Task instructions – Your answer must consist of every line from the data below that includes the word "lilith".

━━━━━━━━━━

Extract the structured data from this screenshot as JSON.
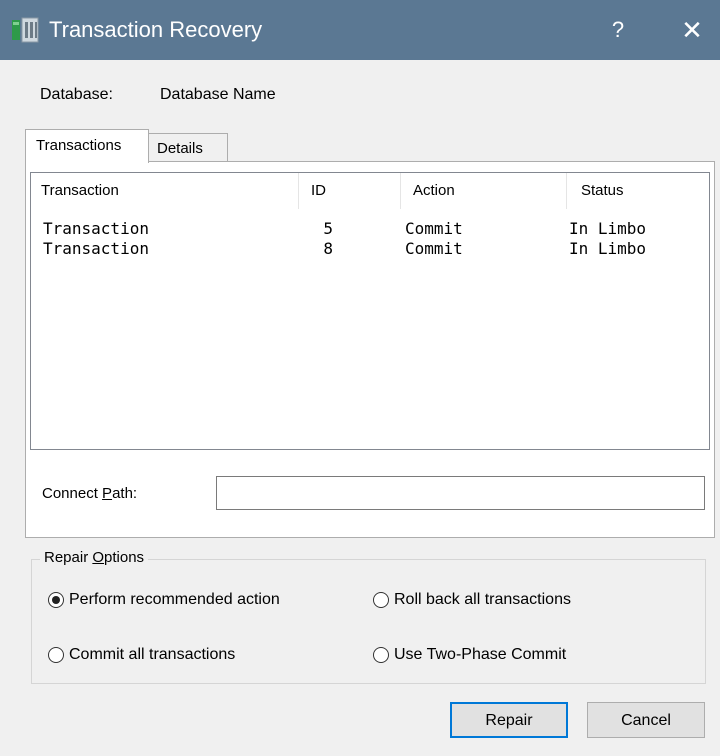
{
  "window": {
    "title": "Transaction Recovery",
    "help_label": "?",
    "close_label": "✕",
    "titlebar_color": "#5b7893"
  },
  "database": {
    "label": "Database:",
    "value": "Database Name"
  },
  "tabs": [
    {
      "label": "Transactions",
      "selected": true
    },
    {
      "label": "Details",
      "selected": false
    }
  ],
  "list": {
    "columns": [
      "Transaction",
      "ID",
      "Action",
      "Status"
    ],
    "rows": [
      {
        "transaction": "Transaction",
        "id": "5",
        "action": "Commit",
        "status": "In Limbo"
      },
      {
        "transaction": "Transaction",
        "id": "8",
        "action": "Commit",
        "status": "In Limbo"
      }
    ]
  },
  "connect_path": {
    "label_prefix": "Connect ",
    "label_mnemonic": "P",
    "label_suffix": "ath:",
    "value": ""
  },
  "repair_options": {
    "title_prefix": "Repair ",
    "title_mnemonic": "O",
    "title_suffix": "ptions",
    "options": [
      {
        "label": "Perform recommended action",
        "checked": true
      },
      {
        "label": "Roll back all transactions",
        "checked": false
      },
      {
        "label": "Commit all transactions",
        "checked": false
      },
      {
        "label": "Use Two-Phase Commit",
        "checked": false
      }
    ]
  },
  "buttons": {
    "repair": "Repair",
    "cancel": "Cancel"
  },
  "colors": {
    "default_button_border": "#0078d7",
    "dialog_background": "#f0f0f0"
  }
}
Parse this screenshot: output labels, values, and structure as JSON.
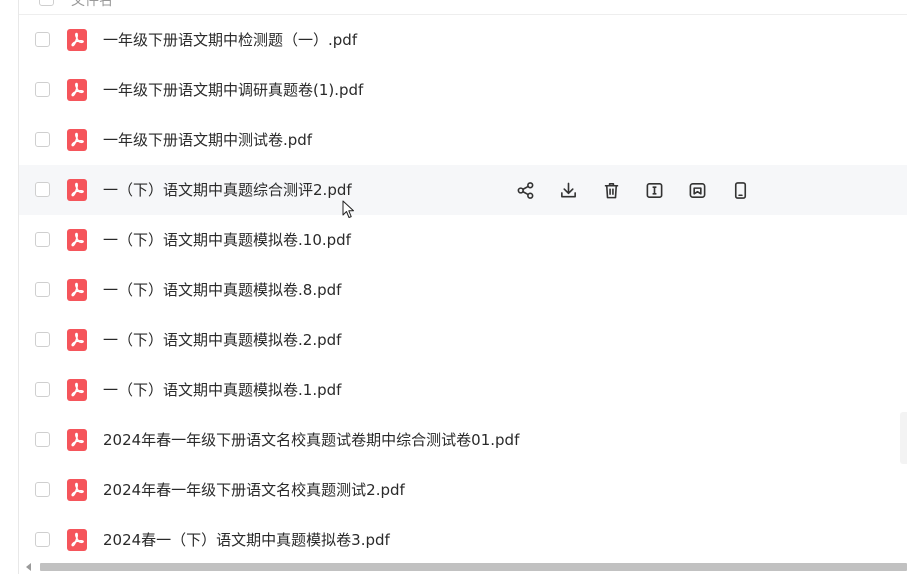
{
  "header": {
    "label": "文件名"
  },
  "files": [
    {
      "name": "一年级下册语文期中检测题（一）.pdf"
    },
    {
      "name": "一年级下册语文期中调研真题卷(1).pdf"
    },
    {
      "name": "一年级下册语文期中测试卷.pdf"
    },
    {
      "name": "一（下）语文期中真题综合测评2.pdf"
    },
    {
      "name": "一（下）语文期中真题模拟卷.10.pdf"
    },
    {
      "name": "一（下）语文期中真题模拟卷.8.pdf"
    },
    {
      "name": "一（下）语文期中真题模拟卷.2.pdf"
    },
    {
      "name": "一（下）语文期中真题模拟卷.1.pdf"
    },
    {
      "name": "2024年春一年级下册语文名校真题试卷期中综合测试卷01.pdf"
    },
    {
      "name": "2024年春一年级下册语文名校真题测试2.pdf"
    },
    {
      "name": "2024春一（下）语文期中真题模拟卷3.pdf"
    }
  ],
  "hovered_row_index": 3,
  "row_actions": [
    "share-icon",
    "download-icon",
    "delete-icon",
    "rename-icon",
    "save-to-icon",
    "send-to-phone-icon"
  ],
  "colors": {
    "pdf_red": "#f5555b",
    "hover_bg": "#f6f7f9",
    "icon": "#333333"
  }
}
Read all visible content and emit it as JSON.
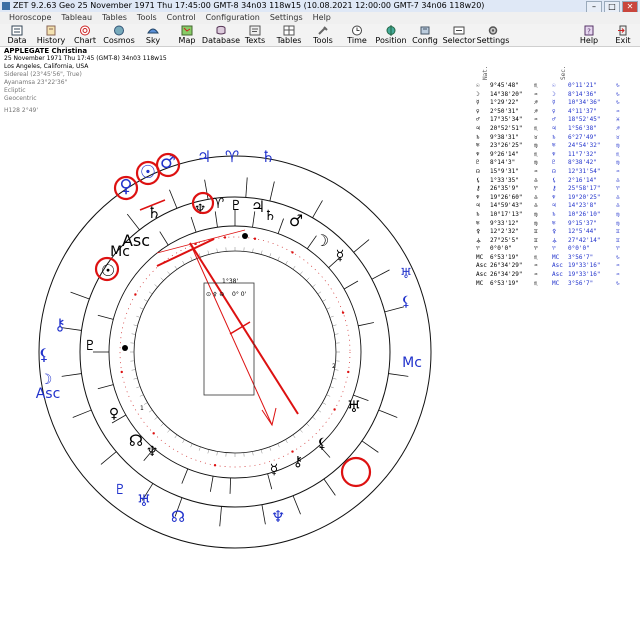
{
  "window": {
    "title": "ZET 9.2.63 Geo    25 November 1971  Thu  17:45:00 GMT-8 34n03  118w15   (10.08.2021  12:00:00 GMT-7 34n06 118w20)"
  },
  "menu": [
    "Horoscope",
    "Tableau",
    "Tables",
    "Tools",
    "Control",
    "Configuration",
    "Settings",
    "Help"
  ],
  "toolbar": [
    {
      "label": "Data",
      "icon": "data-icon"
    },
    {
      "label": "History",
      "icon": "history-icon"
    },
    {
      "label": "Chart",
      "icon": "chart-icon"
    },
    {
      "label": "Cosmos",
      "icon": "cosmos-icon"
    },
    {
      "label": "Sky",
      "icon": "sky-icon"
    },
    {
      "label": "Map",
      "icon": "map-icon"
    },
    {
      "label": "Database",
      "icon": "database-icon"
    },
    {
      "label": "Texts",
      "icon": "texts-icon"
    },
    {
      "label": "Tables",
      "icon": "tables-icon"
    },
    {
      "label": "Tools",
      "icon": "tools-icon"
    },
    {
      "label": "Time",
      "icon": "time-icon"
    },
    {
      "label": "Position",
      "icon": "position-icon"
    },
    {
      "label": "Config",
      "icon": "config-icon"
    },
    {
      "label": "Selector",
      "icon": "selector-icon"
    },
    {
      "label": "Settings",
      "icon": "settings-icon"
    },
    {
      "label": "Help",
      "icon": "help-icon"
    },
    {
      "label": "Exit",
      "icon": "exit-icon"
    }
  ],
  "header": {
    "name": "APPLEGATE Christina",
    "date_line": "25 November 1971  Thu  17:45 (GMT-8) 34n03  118w15",
    "place": "Los Angeles, California, USA",
    "sidereal": "Sidereal (23°45'56\", True)",
    "ayanamsa": "Ayanamsa 23°22'36\"",
    "ecliptic": "Ecliptic",
    "geocentric": "Geocentric",
    "harmonic": "H128  2°49'"
  },
  "positions": {
    "nat_label": "Nat.",
    "sec_label": "Sec.",
    "rows": [
      {
        "p": "☉",
        "n": "9°45'48\"",
        "ns": "♏",
        "sp": "☉",
        "s": "0°11'21\"",
        "ss": "♑"
      },
      {
        "p": "☽",
        "n": "14°38'20\"",
        "ns": "♒",
        "sp": "☽",
        "s": "8°14'36\"",
        "ss": "♑"
      },
      {
        "p": "☿",
        "n": "1°29'22\"",
        "ns": "♐",
        "sp": "☿",
        "s": "10°34'36\"",
        "ss": "♑"
      },
      {
        "p": "♀",
        "n": "2°50'31\"",
        "ns": "♐",
        "sp": "♀",
        "s": "4°11'37\"",
        "ss": "♒"
      },
      {
        "p": "♂",
        "n": "17°35'34\"",
        "ns": "♒",
        "sp": "♂",
        "s": "18°52'45\"",
        "ss": "♓"
      },
      {
        "p": "♃",
        "n": "20°52'51\"",
        "ns": "♏",
        "sp": "♃",
        "s": "1°56'38\"",
        "ss": "♐"
      },
      {
        "p": "♄",
        "n": "9°38'31\"",
        "ns": "♉",
        "sp": "♄",
        "s": "6°27'49\"",
        "ss": "♉"
      },
      {
        "p": "♅",
        "n": "23°26'25\"",
        "ns": "♍",
        "sp": "♅",
        "s": "24°54'32\"",
        "ss": "♍"
      },
      {
        "p": "♆",
        "n": "9°26'14\"",
        "ns": "♏",
        "sp": "♆",
        "s": "11°7'32\"",
        "ss": "♏"
      },
      {
        "p": "♇",
        "n": "8°14'3\"",
        "ns": "♍",
        "sp": "♇",
        "s": "8°38'42\"",
        "ss": "♍"
      },
      {
        "p": "☊",
        "n": "15°9'31\"",
        "ns": "♒",
        "sp": "☊",
        "s": "12°31'54\"",
        "ss": "♒"
      },
      {
        "p": "⚸",
        "n": "1°33'35\"",
        "ns": "♎",
        "sp": "⚸",
        "s": "2°16'14\"",
        "ss": "♎"
      },
      {
        "p": "⚷",
        "n": "26°35'9\"",
        "ns": "♈",
        "sp": "⚷",
        "s": "25°58'17\"",
        "ss": "♈"
      },
      {
        "p": "♆",
        "n": "19°26'60\"",
        "ns": "♎",
        "sp": "♆",
        "s": "19°20'25\"",
        "ss": "♎"
      },
      {
        "p": "♃",
        "n": "14°59'43\"",
        "ns": "♎",
        "sp": "♃",
        "s": "14°23'8\"",
        "ss": "♎"
      },
      {
        "p": "♄",
        "n": "10°17'13\"",
        "ns": "♍",
        "sp": "♄",
        "s": "10°26'10\"",
        "ss": "♍"
      },
      {
        "p": "♅",
        "n": "9°33'12\"",
        "ns": "♍",
        "sp": "♅",
        "s": "9°15'37\"",
        "ss": "♍"
      },
      {
        "p": "⚴",
        "n": "12°2'32\"",
        "ns": "♊",
        "sp": "⚴",
        "s": "12°5'44\"",
        "ss": "♊"
      },
      {
        "p": "⚶",
        "n": "27°25'5\"",
        "ns": "♊",
        "sp": "⚶",
        "s": "27°42'14\"",
        "ss": "♊"
      },
      {
        "p": "♈",
        "n": "0°0'0\"",
        "ns": "♈",
        "sp": "♈",
        "s": "0°0'0\"",
        "ss": "♈"
      },
      {
        "p": "MC",
        "n": "6°53'19\"",
        "ns": "♏",
        "sp": "MC",
        "s": "3°56'7\"",
        "ss": "♑"
      },
      {
        "p": "Asc",
        "n": "26°34'29\"",
        "ns": "♒",
        "sp": "Asc",
        "s": "19°33'16\"",
        "ss": "♒"
      },
      {
        "p": "Asc",
        "n": "26°34'29\"",
        "ns": "♒",
        "sp": "Asc",
        "s": "19°33'16\"",
        "ss": "♒"
      },
      {
        "p": "MC",
        "n": "6°53'19\"",
        "ns": "♏",
        "sp": "MC",
        "s": "3°56'7\"",
        "ss": "♑"
      }
    ]
  },
  "wheel": {
    "outer_labels": [
      {
        "name": "venus-sec-glyph",
        "t": "♀",
        "color": "#2233cc"
      },
      {
        "name": "sun-sec-glyph",
        "t": "☉",
        "color": "#2233cc"
      },
      {
        "name": "mars-sec-glyph",
        "t": "♂",
        "color": "#2233cc"
      },
      {
        "name": "jupiter-sec-glyph",
        "t": "♃",
        "color": "#2233cc"
      },
      {
        "name": "aries-sec-glyph",
        "t": "♈",
        "color": "#2233cc"
      },
      {
        "name": "saturn-sec-glyph",
        "t": "♄",
        "color": "#2233cc"
      },
      {
        "name": "chiron-sec-glyph",
        "t": "⚷",
        "color": "#2233cc"
      },
      {
        "name": "lilith-sec-glyph",
        "t": "⚸",
        "color": "#2233cc"
      },
      {
        "name": "moon-sec-glyph",
        "t": "☽",
        "color": "#2233cc"
      },
      {
        "name": "asc-sec-glyph",
        "t": "Asc",
        "color": "#2233cc"
      },
      {
        "name": "uranus-sec-glyph",
        "t": "♅",
        "color": "#2233cc"
      },
      {
        "name": "mc-sec-glyph",
        "t": "Mc",
        "color": "#2233cc"
      },
      {
        "name": "pluto-sec-glyph",
        "t": "♇",
        "color": "#2233cc"
      },
      {
        "name": "uranus-sec2-glyph",
        "t": "♅",
        "color": "#2233cc"
      },
      {
        "name": "node-sec-glyph",
        "t": "☊",
        "color": "#2233cc"
      },
      {
        "name": "lilith-sec2-glyph",
        "t": "⚸",
        "color": "#2233cc"
      },
      {
        "name": "neptune-sec-glyph",
        "t": "♆",
        "color": "#2233cc"
      }
    ],
    "inner_labels": [
      {
        "name": "saturn-nat-glyph",
        "t": "♄"
      },
      {
        "name": "neptune-nat-glyph",
        "t": "♆"
      },
      {
        "name": "aries-nat-glyph",
        "t": "♈"
      },
      {
        "name": "pluto-nat-glyph",
        "t": "♇"
      },
      {
        "name": "jupiter-nat-glyph",
        "t": "♃"
      },
      {
        "name": "mars-nat-glyph",
        "t": "♂"
      },
      {
        "name": "moon-nat-glyph",
        "t": "☽"
      },
      {
        "name": "mercury-nat-glyph",
        "t": "☿"
      },
      {
        "name": "asc-nat-glyph",
        "t": "Asc"
      },
      {
        "name": "mc-nat-glyph",
        "t": "Mc"
      },
      {
        "name": "sun-nat-glyph",
        "t": "☉"
      },
      {
        "name": "venus-nat-glyph",
        "t": "♀"
      },
      {
        "name": "uranus-nat-glyph",
        "t": "♅"
      },
      {
        "name": "node-nat-glyph",
        "t": "☊"
      },
      {
        "name": "neptune-nat2-glyph",
        "t": "♆"
      },
      {
        "name": "lilith-nat-glyph",
        "t": "⚸"
      },
      {
        "name": "chiron-nat-glyph",
        "t": "⚷"
      },
      {
        "name": "mercury-nat2-glyph",
        "t": "☿"
      },
      {
        "name": "pluto-nat2-glyph",
        "t": "♇"
      },
      {
        "name": "saturn-nat2-glyph",
        "t": "♄"
      }
    ],
    "box_angle": "1°38'",
    "box_text": "0° 0'",
    "ticks": [
      "1",
      "2"
    ]
  },
  "colors": {
    "red": "#dd1111",
    "blue": "#2233cc",
    "black": "#000000"
  }
}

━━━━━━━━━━

Task solution –
        "name": "lilith-sec-glyph",
        "name": "lilith-sec2-glyph",
        "name": "lilith-nat-glyph",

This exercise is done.